    But back in 2016, when this story was just beginning. Med Sec published vulnerability descriptions for St. Jude Medical. Researchers explained their decision to “make holes public” as follows: they say that you cannot get vulnerability patching from these seals, so we have to take out dirty linen in public. St. Jude responded with a lawsuit, accusing Med Sec of self-serving lies. According to the plaintiff, this story was invented to shorten the shares of St. Jude and make money on their downfall while posting vulnerability news.

    The medical men replied that yes, they had shorted them, but only in order to recoup the costs of finding these vulnerabilities. The company is young, there are no customers, no money, spin as you want. However, the exchange is an exchange, and the vulnerabilities turned out to be the most real - something had to be done. At first, the FDA tried to persuade device developers to “fix” them somehow. But in the end, she made a radical decision - to recall pacemakers. Straight from the chest.

    In fact, you will not need to remove the device, of course. Patients will have to visit a cardiologist, under whose supervision the firmware will be updated in a pacemaker. The procedure is unsafe - as in the case of updating the firmware of any other device, there is always a risk of “corrupting” it, which, of course, can be fatal. Nevertheless, it is necessary to do this, given the danger of vulnerabilities:

    - CVE-2017-12712 allows you to control a pacemaker over the air without authentication;
    - CVE-2017-12714, with “proper” use, can quickly “milk” the device’s battery;
    - CVE-2017-12716 is suitable for draining monitoring data.

    It is not yet known for certain whether hackers were interested in these holes over the past year, but not so long ago, Reuters reportedthat two people in Europe died due to premature discharge of St. Jude.

    40 GB of foreign credentials were extracted from the botnet

    News . Many Trojans are designed solely to steal various valuable data from people - for example, logins and passwords. And if it doesn’t work, then even the email will go, it can be sold to spammers. It seems not very scary. But the scale of such data mining is really terrifying.

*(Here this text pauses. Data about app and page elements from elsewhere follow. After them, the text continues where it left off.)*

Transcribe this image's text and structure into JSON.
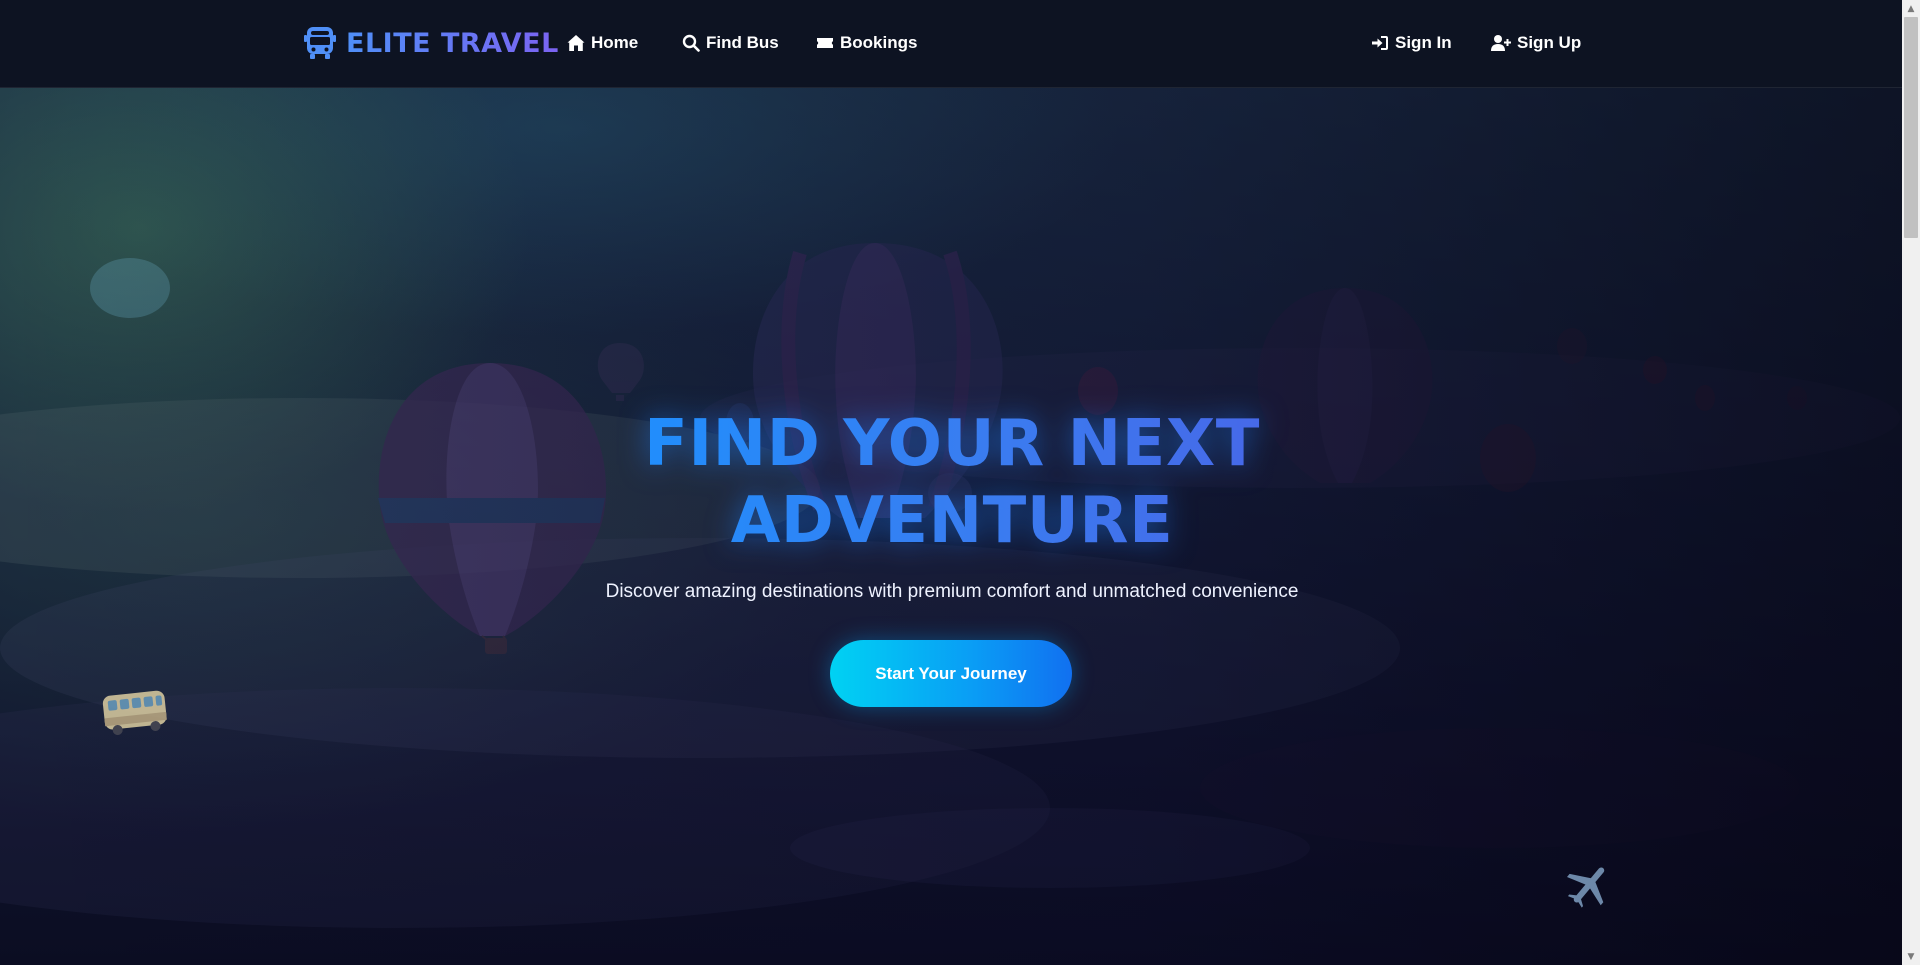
{
  "nav": {
    "brand": "ELITE TRAVEL",
    "brand_icon": "bus-icon",
    "links": [
      {
        "label": "Home",
        "icon": "home-icon"
      },
      {
        "label": "Find Bus",
        "icon": "search-icon"
      },
      {
        "label": "Bookings",
        "icon": "ticket-icon"
      }
    ],
    "auth": [
      {
        "label": "Sign In",
        "icon": "sign-in-icon"
      },
      {
        "label": "Sign Up",
        "icon": "user-plus-icon"
      }
    ]
  },
  "hero": {
    "title_line1": "FIND YOUR NEXT",
    "title_line2": "ADVENTURE",
    "subtitle": "Discover amazing destinations with premium comfort and unmatched convenience",
    "cta_label": "Start Your Journey",
    "background": "hot-air-balloons-over-clouds",
    "floating_icons": [
      "bus-emoji-icon",
      "airplane-emoji-icon"
    ]
  },
  "colors": {
    "brand_gradient_start": "#4f8ff7",
    "brand_gradient_end": "#7b63f2",
    "title_gradient_start": "#1b92ff",
    "title_gradient_end": "#4a63e6",
    "cta_gradient_start": "#00d2f3",
    "cta_gradient_end": "#1170f0",
    "navbar_bg": "#0d1322"
  }
}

    The Onliner botnet, which researchers learned about in 2016, specializes in spamming, including malware, for example, the Ursnif banking Trojan. Onliner needs someone else’s email credentials to send spam on behalf of legitimate users. So it creeps through spam filters much more vigorously.

    Benkov’s comrade Benkowlab broke into the Onliner management and control server and found a powerful data layer there, a real big date — 40 GB files with mail addresses, usernames and passwords for mail, the configuration of SMTP servers, etc., and then contacted Troy Hunt, the lead of the famous Have I Been Pwned project, which rummaged around as it should.
    Based on the results, 711 million records were added to the Have I Been Pwned database. This is a roofing figure - as if the whole population of Europe, including children, had been hacked. In fact, there are fewer victims, of course, and not all emails have credentials, but anyway, the find, to put it mildly, is unpleasant. You can break through this base on HIBP .

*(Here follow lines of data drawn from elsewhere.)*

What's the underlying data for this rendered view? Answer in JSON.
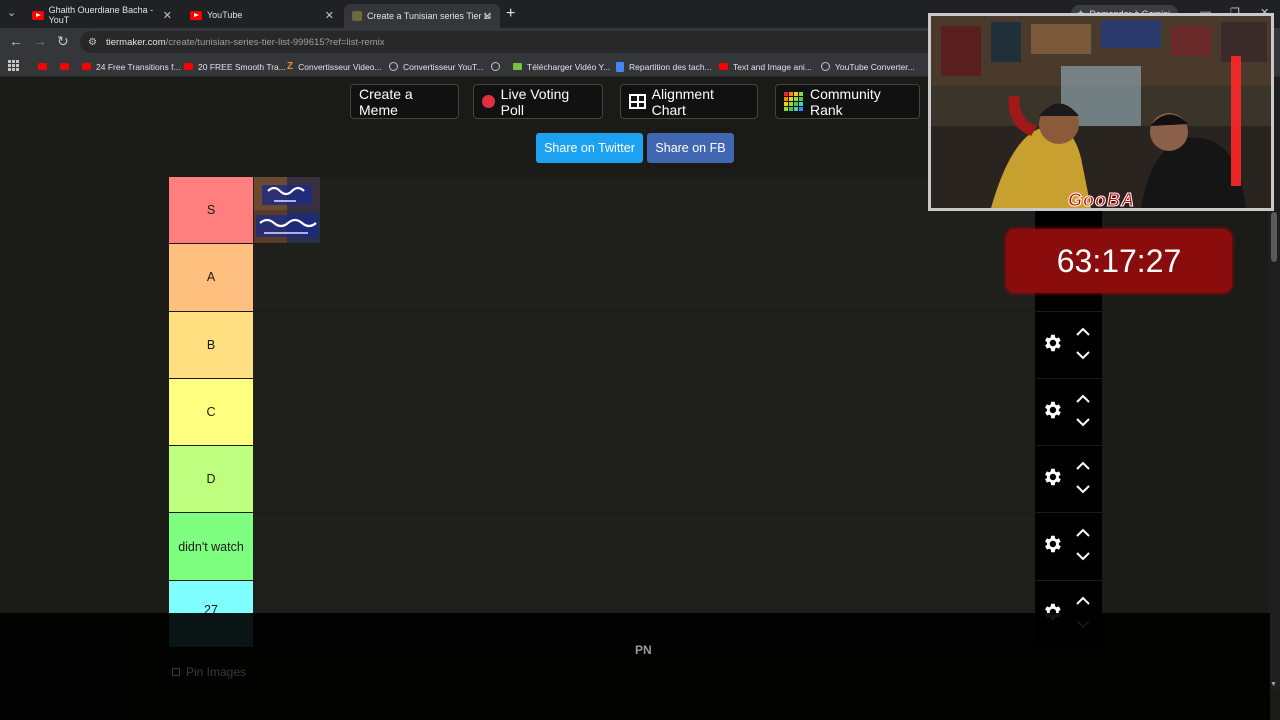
{
  "browser": {
    "tabs": [
      {
        "title": "Ghaith Ouerdiane Bacha - YouT",
        "active": false
      },
      {
        "title": "YouTube",
        "active": false
      },
      {
        "title": "Create a Tunisian series Tier Li",
        "active": true
      }
    ],
    "gemini_label": "Demander à Gemini",
    "url_host": "tiermaker.com",
    "url_path": "/create/tunisian-series-tier-list-999615?ref=list-remix",
    "bookmarks": [
      "24 Free Transitions f...",
      "20 FREE Smooth Tra...",
      "Convertisseur Video...",
      "Convertisseur YouT...",
      "Télécharger Vidéo Y...",
      "Repartition des tach...",
      "Text and Image ani...",
      "YouTube Converter..."
    ]
  },
  "page": {
    "buttons": {
      "create_meme": "Create a Meme",
      "live_voting": "Live Voting Poll",
      "alignment": "Alignment Chart",
      "community": "Community Rank"
    },
    "share_twitter": "Share on Twitter",
    "share_fb": "Share on FB",
    "tiers": [
      {
        "label": "S",
        "color": "#ff7f7f"
      },
      {
        "label": "A",
        "color": "#ffbf7f"
      },
      {
        "label": "B",
        "color": "#ffdf7f"
      },
      {
        "label": "C",
        "color": "#ffff7f"
      },
      {
        "label": "D",
        "color": "#bfff7f"
      },
      {
        "label": "didn't watch",
        "color": "#7fff7f"
      },
      {
        "label": "27",
        "color": "#7fffff"
      }
    ],
    "footer_pn": "PN",
    "pin_images": "Pin Images"
  },
  "overlay": {
    "timer": "63:17:27",
    "brand": "GooBA"
  }
}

    Antiquities


    “Keydrop” A non-

    dangerous virus that typically infects the boot sectors of floppy disks when accessing them and the MBR of the hard drive when booting from an infected floppy disk. Manifested by the effect of “falling letters” (the codes of this algorithm are completely copied from the Cascade virus). It hooks int 13h. Contains the text "© Copyright 1990 Keydrop inc.".

    Quote from the book "Computer viruses in MS-DOS" by Eugene Kaspersky. 1992 year. Page 102.

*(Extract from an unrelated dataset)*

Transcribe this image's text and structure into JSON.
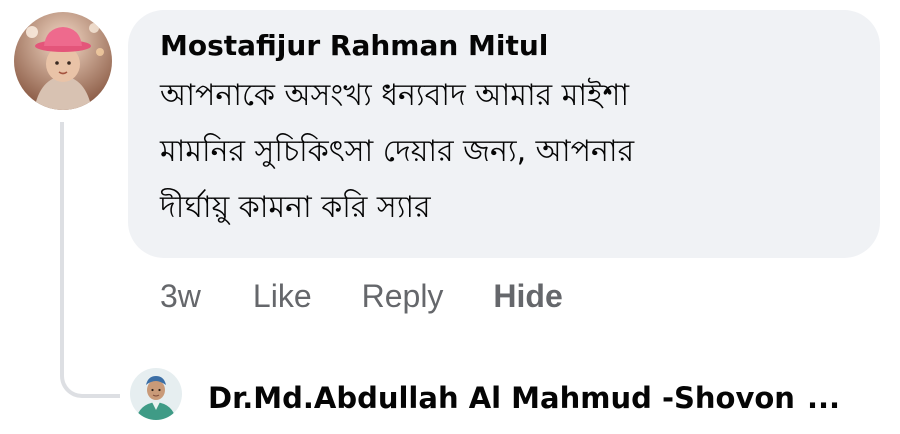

    Disclaimer: This column reflects only the private opinion of its author. It may coincide with the position of Kaspersky Lab, or it may not coincide. Here it’s how lucky.